» **ASSIGNMENT**: What you give back should match the listing word for word.

**** DATA ****

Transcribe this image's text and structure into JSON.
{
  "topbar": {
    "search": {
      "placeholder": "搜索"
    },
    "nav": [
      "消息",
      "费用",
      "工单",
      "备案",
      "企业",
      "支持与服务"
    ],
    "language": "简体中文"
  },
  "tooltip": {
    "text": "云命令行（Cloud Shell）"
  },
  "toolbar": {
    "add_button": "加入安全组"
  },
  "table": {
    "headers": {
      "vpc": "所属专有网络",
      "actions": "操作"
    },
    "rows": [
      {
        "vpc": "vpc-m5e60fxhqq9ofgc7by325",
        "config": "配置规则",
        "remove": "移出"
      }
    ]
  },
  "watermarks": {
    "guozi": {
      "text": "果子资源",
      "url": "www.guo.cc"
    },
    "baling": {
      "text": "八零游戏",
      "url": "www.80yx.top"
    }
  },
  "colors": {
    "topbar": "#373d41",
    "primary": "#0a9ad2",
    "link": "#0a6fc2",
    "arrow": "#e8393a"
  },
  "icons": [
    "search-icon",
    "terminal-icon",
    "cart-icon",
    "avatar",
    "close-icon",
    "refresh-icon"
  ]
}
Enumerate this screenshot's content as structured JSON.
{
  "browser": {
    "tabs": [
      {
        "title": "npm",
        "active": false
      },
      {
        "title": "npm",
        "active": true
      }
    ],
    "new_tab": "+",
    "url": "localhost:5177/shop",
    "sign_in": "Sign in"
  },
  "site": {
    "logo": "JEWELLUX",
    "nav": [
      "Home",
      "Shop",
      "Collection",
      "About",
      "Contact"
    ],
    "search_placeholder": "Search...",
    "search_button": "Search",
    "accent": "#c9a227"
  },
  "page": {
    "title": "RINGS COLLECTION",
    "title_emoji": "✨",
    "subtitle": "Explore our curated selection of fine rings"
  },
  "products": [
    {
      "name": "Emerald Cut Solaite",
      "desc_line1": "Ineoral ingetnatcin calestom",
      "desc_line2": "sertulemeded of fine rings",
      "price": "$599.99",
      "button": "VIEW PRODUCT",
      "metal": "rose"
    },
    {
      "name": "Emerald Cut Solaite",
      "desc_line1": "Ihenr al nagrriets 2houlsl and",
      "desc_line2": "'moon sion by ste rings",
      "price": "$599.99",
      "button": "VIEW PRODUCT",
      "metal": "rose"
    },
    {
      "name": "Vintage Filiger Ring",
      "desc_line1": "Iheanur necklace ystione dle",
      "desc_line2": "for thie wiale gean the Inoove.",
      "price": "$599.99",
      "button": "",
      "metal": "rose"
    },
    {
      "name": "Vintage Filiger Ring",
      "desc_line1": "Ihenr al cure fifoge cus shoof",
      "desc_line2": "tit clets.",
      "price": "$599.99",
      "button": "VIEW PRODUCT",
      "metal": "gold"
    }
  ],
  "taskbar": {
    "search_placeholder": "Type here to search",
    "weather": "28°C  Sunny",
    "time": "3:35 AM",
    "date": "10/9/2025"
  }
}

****

» **RESPONSE**:
Transcribe this image's text and structure into JSON.
{
  "topbar": {
    "search": {
      "placeholder": "搜索"
    },
    "nav": [
      "消息",
      "费用",
      "工单",
      "备案",
      "企业",
      "支持与服务"
    ],
    "language": "简体中文"
  },
  "tooltip": {
    "text": "云命令行（Cloud Shell）"
  },
  "toolbar": {
    "add_button": "加入安全组"
  },
  "table": {
    "headers": {
      "vpc": "所属专有网络",
      "actions": "操作"
    },
    "rows": [
      {
        "vpc": "vpc-m5e60fxhqq9ofgc7by325",
        "config": "配置规则",
        "remove": "移出"
      }
    ]
  },
  "watermarks": {
    "guozi": {
      "text": "果子资源",
      "url": "www.guo.cc"
    },
    "baling": {
      "text": "八零游戏",
      "url": "www.80yx.top"
    }
  },
  "colors": {
    "topbar": "#373d41",
    "primary": "#0a9ad2",
    "link": "#0a6fc2",
    "arrow": "#e8393a"
  },
  "icons": [
    "search-icon",
    "terminal-icon",
    "cart-icon",
    "avatar",
    "close-icon",
    "refresh-icon"
  ]
}
Enumerate this screenshot's content as structured JSON.
{
  "browser": {
    "tabs": [
      {
        "title": "npm",
        "active": false
      },
      {
        "title": "npm",
        "active": true
      }
    ],
    "new_tab": "+",
    "url": "localhost:5177/shop",
    "sign_in": "Sign in"
  },
  "site": {
    "logo": "JEWELLUX",
    "nav": [
      "Home",
      "Shop",
      "Collection",
      "About",
      "Contact"
    ],
    "search_placeholder": "Search...",
    "search_button": "Search",
    "accent": "#c9a227"
  },
  "page": {
    "title": "RINGS COLLECTION",
    "title_emoji": "✨",
    "subtitle": "Explore our curated selection of fine rings"
  },
  "products": [
    {
      "name": "Emerald Cut Solaite",
      "desc_line1": "Ineoral ingetnatcin calestom",
      "desc_line2": "sertulemeded of fine rings",
      "price": "$599.99",
      "button": "VIEW PRODUCT",
      "metal": "rose"
    },
    {
      "name": "Emerald Cut Solaite",
      "desc_line1": "Ihenr al nagrriets 2houlsl and",
      "desc_line2": "'moon sion by ste rings",
      "price": "$599.99",
      "button": "VIEW PRODUCT",
      "metal": "rose"
    },
    {
      "name": "Vintage Filiger Ring",
      "desc_line1": "Iheanur necklace ystione dle",
      "desc_line2": "for thie wiale gean the Inoove.",
      "price": "$599.99",
      "button": "",
      "metal": "rose"
    },
    {
      "name": "Vintage Filiger Ring",
      "desc_line1": "Ihenr al cure fifoge cus shoof",
      "desc_line2": "tit clets.",
      "price": "$599.99",
      "button": "VIEW PRODUCT",
      "metal": "gold"
    }
  ],
  "taskbar": {
    "search_placeholder": "Type here to search",
    "weather": "28°C  Sunny",
    "time": "3:35 AM",
    "date": "10/9/2025"
  }
}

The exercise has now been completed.